I need to clean out my garage.
Not because I’ve been commanded to do so or feel some lingering guilt about my procrastination. No, it’s the result of a 19-year-old kid who died more than 3,200 years ago.
My little epiphany came to me as I stood inches away from some of the greatest archaeological finds of this or any other era. Yes, the Egyptian pharaoh, King Tutankhamun, got me to thinking about my personal “artifacts”.
What if by chance, some cataclysmic event occurred? What if an undiscovered volcano or wayward meteor suddenly splashed an impenetrable layer of ash, rock and mud over my garage? What would be my legacy?
After all, those damn pharaohs set the bar pretty high. Last time I checked, I don’t have any gold coffinettes painstakingly adorned with semi-precious stones standing by to hold my internal organs for all of eternity. Nor do I have any statuettes ready to do my bidding in the afterlife.
Three-thousand years from now, when some intrepid archaeologists find their way into my well-preserved garage, I doubt that my Daiwa computer reel from the early 1980s will glow like those icons in an Indiana Jones movie.
Nor will there be any diabolical traps, spring-loaded spears or giant, rolling stones to make them think they’ve found something worth finding. Sure, they might inadvertently trip over a crusty box of unopened Banjo Minnows or stumble into a cobweb-covered collection of Color-C-Lectors, but so what?

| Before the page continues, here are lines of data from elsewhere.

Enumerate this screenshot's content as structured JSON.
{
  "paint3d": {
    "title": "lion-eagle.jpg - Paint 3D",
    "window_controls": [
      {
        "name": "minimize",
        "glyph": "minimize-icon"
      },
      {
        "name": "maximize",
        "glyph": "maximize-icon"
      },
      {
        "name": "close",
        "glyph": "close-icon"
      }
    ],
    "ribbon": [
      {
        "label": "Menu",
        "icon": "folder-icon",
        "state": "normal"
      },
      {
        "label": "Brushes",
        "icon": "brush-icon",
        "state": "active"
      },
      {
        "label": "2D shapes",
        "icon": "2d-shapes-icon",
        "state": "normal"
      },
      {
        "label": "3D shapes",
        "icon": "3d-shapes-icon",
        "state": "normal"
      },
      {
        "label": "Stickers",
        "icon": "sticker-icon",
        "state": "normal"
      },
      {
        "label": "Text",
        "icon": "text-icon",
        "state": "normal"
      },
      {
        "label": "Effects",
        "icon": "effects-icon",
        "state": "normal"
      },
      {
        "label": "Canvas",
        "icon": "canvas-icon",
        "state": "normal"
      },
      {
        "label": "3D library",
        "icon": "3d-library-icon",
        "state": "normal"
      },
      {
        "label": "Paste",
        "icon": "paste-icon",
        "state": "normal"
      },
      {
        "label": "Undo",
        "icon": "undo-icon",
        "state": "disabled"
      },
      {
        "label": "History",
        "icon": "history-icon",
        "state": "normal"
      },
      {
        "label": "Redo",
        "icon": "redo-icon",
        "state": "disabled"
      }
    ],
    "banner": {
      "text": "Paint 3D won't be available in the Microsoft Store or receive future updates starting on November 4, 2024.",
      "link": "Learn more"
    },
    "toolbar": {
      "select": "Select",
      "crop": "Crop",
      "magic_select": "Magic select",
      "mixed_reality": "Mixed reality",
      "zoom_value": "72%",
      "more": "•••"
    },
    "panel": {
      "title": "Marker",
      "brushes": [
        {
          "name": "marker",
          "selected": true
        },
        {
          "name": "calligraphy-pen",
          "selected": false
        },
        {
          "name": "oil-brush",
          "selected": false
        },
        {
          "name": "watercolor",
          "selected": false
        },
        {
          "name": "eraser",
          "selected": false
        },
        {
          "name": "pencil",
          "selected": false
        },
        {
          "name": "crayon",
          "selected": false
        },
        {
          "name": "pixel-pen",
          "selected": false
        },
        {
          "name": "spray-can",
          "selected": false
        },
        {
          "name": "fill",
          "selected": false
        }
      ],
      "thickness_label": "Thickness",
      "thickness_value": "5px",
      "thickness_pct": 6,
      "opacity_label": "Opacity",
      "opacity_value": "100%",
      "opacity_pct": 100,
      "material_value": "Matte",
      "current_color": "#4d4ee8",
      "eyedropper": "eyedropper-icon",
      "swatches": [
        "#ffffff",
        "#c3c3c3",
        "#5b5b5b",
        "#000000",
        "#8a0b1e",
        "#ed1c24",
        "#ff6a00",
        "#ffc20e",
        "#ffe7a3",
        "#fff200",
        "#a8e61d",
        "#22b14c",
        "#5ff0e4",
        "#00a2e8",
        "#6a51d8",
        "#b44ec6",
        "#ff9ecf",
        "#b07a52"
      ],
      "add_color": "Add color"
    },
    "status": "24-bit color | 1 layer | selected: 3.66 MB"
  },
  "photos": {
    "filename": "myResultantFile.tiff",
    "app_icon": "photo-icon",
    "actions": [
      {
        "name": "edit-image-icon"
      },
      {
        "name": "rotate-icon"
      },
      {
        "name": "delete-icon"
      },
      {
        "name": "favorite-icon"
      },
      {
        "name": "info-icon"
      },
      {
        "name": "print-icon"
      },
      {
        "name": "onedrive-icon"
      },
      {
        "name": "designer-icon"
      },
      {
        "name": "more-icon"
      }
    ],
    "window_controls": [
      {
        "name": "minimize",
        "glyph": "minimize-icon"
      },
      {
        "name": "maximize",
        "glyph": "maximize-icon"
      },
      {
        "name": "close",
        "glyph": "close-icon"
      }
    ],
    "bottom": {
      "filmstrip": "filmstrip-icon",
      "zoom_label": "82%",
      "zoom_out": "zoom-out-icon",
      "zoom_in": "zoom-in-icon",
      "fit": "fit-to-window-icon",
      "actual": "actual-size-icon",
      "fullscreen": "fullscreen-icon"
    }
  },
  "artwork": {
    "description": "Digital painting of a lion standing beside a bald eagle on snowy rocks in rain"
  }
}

Will they think they’ve happened upon a late 20th Century/early 21st century “Valley of the Angling Kings” or merely waded into a fishing trash pile?=
If I can finally bring myself to separate the wheat from the chaff, perhaps they’ll find a chamber filled with only the good stuff. At least the presence of German fishing line and Japanese reels would show a degree of cross-cultural diversity.
My real fear is that after they explore the main “tomb”, these future Harrison Fords will discover my less-than-king-like anteroom carefully ensconced above the garage via a clever pull-down staircase, popular among these early cultures.
It is here they would unearth my backlog of useless or long-forgotten tackle items that, for whatever reason, I couldn’t bear to throw away. This could be bad.
For in the blinding glare of a futuristic flashlight, any thoughts of an “advanced” civilization would crumble like a mummy gone wrong. Instead of experiencing the elation of finding a king as Howard Carter did in 1922, they would hurl their Martian-grade composite tools down in disgust.
How could a culture with so much promise waste their valuable time and resources on implements that were so obviously inferior, even in their own time? For that, I have no answer other than it is now my forsworn duty to prevent them from every finding out.
I am cleaning out my garage and I urge you to do the same. Don’t be the weak link in how world history is written. All it will take is for just one Popeil’s Pocket Fisherman to survive. Or a single Flying Lure to emerge unscathed. Then, instead of King Tuts, we’ll be remembered as King Nots.
Outdoor writer for Bassmasters, Bass Times, Western Outdoor News, and countless other magazines throughout the US. Here are some of my excerpts from Boat and Walley Magazine that just might put a smile on your face.